March 12, 2012 /
I Found a Cheap Wedding Photographer!
As in all professions and services, the wedding photography market is rife with a variety of professionals, some of whom are worthy of the “professional photographer” title while others are photographers in name only. The truth is that a search on the basis of cost will result in a vast range of options from cheapest to most expensive. In a previous article on the selection of a wedding photographer, I used the example of the discount stores.“If you see big differences in prices, it doesn’t necessarily mean one of the two is trying to con you. Take, for example, bargain basement products. No one really believes that buying a name brand means being tricked because the same item may be marked down 80% at discount stores. It just means that the name brand has more to offer in terms of quality and durability. For photographers, that means more experience, quality equipment, respect for the couple, time devoted to selecting and editing photos, reliability, photo and presentation quality personal attitude, creativity, business premises and many other parameters that unfortunately most couples ignore or are not aware of until it’s too late.”

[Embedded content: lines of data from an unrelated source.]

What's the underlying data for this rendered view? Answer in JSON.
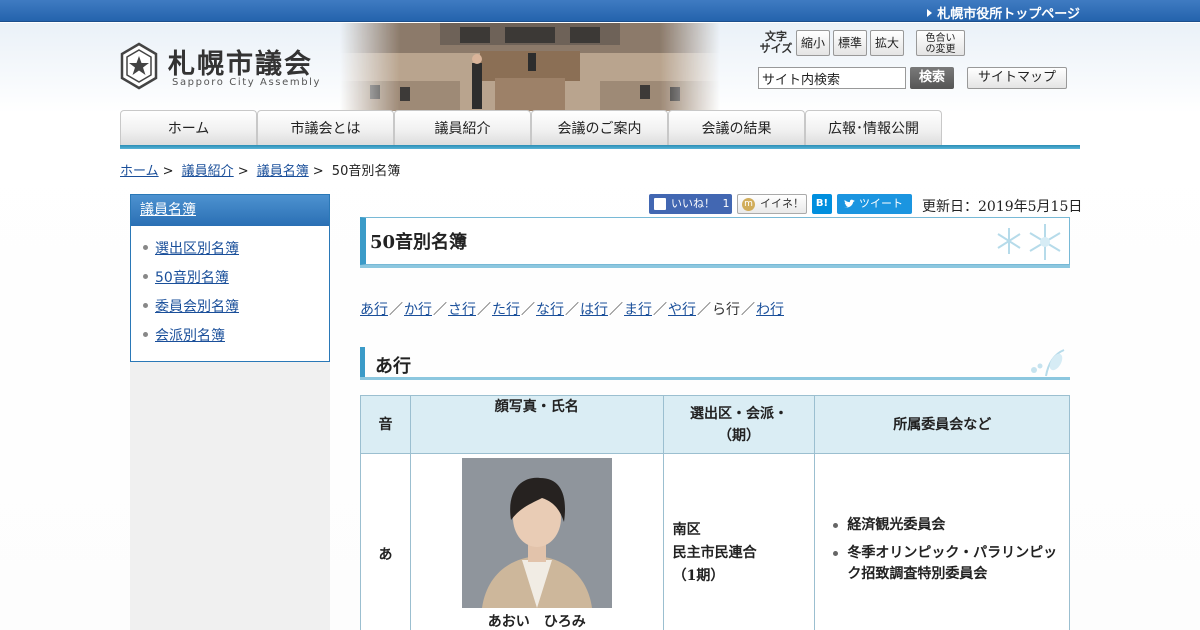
{
  "top_bar": {
    "link": "札幌市役所トップページ"
  },
  "logo": {
    "title": "札幌市議会",
    "subtitle": "Sapporo City Assembly"
  },
  "font_size": {
    "label": "文字\nサイズ",
    "small": "縮小",
    "standard": "標準",
    "large": "拡大",
    "color_change": "色合い\nの変更"
  },
  "search": {
    "value": "サイト内検索",
    "button": "検索",
    "sitemap": "サイトマップ"
  },
  "gnav": [
    "ホーム",
    "市議会とは",
    "議員紹介",
    "会議のご案内",
    "会議の結果",
    "広報･情報公開"
  ],
  "breadcrumb": {
    "items": [
      "ホーム",
      "議員紹介",
      "議員名簿"
    ],
    "current": "50音別名簿",
    "sep": ">"
  },
  "sidebar": {
    "head": "議員名簿",
    "items": [
      "選出区別名簿",
      "50音別名簿",
      "委員会別名簿",
      "会派別名簿"
    ]
  },
  "social": {
    "like": "いいね！",
    "like_count": "1",
    "mixi": "イイネ！",
    "hatena": "B!",
    "tweet": "ツイート"
  },
  "updated": "更新日：2019年5月15日",
  "page_title": "50音別名簿",
  "kana_nav": [
    "あ行",
    "か行",
    "さ行",
    "た行",
    "な行",
    "は行",
    "ま行",
    "や行",
    "ら行",
    "わ行"
  ],
  "kana_current_index": 8,
  "section_title": "あ行",
  "table": {
    "headers": [
      "音",
      "顔写真・氏名",
      "選出区・会派・\n（期）",
      "所属委員会など"
    ],
    "rows": [
      {
        "kana": "あ",
        "name": "あおい　ひろみ",
        "district": "南区",
        "faction": "民主市民連合",
        "term": "（1期）",
        "committees": [
          "経済観光委員会",
          "冬季オリンピック・パラリンピック招致調査特別委員会"
        ]
      }
    ]
  },
  "colors": {
    "accent": "#3b9bc8",
    "top_bar": "#2463ad",
    "header_blue": "#daedf4"
  }
}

In the same way that you would never shop from a bargain basement for your wedding day, you should be suspicious of photographers who offer you bargain prices. As the saying goes, “you get what you pay for.” How can a photographer respect his work and his product and, by extension, you as a client, if your special wedding moments are limited by amateur, repetitive photos taken at random? How can you get good work from a production based on a rough-and-ready philosophy? Your wedding photographs should be guided by rules related to both technical equipment and artistic approach. Such rules objectively make the difference and guarantee the result, as the professional photographer who has invested in his work supports his investment through to the final product, giving the couple the best possible outcome. Such a photographer can’t be bargain basement; he can’t come cheap.
It has been observed particularly at trade shows that many photographers, after talking with the couple and getting to the topic of cost, end up offering discounts of 30 and 40%. That seems most suspect to me because if you think about it, it could mean one of two things: either the photographer was trying to get more money at the outset, or that along with a discount in the price, there will also be a discount in the quality, though this is never mentioned to the couple.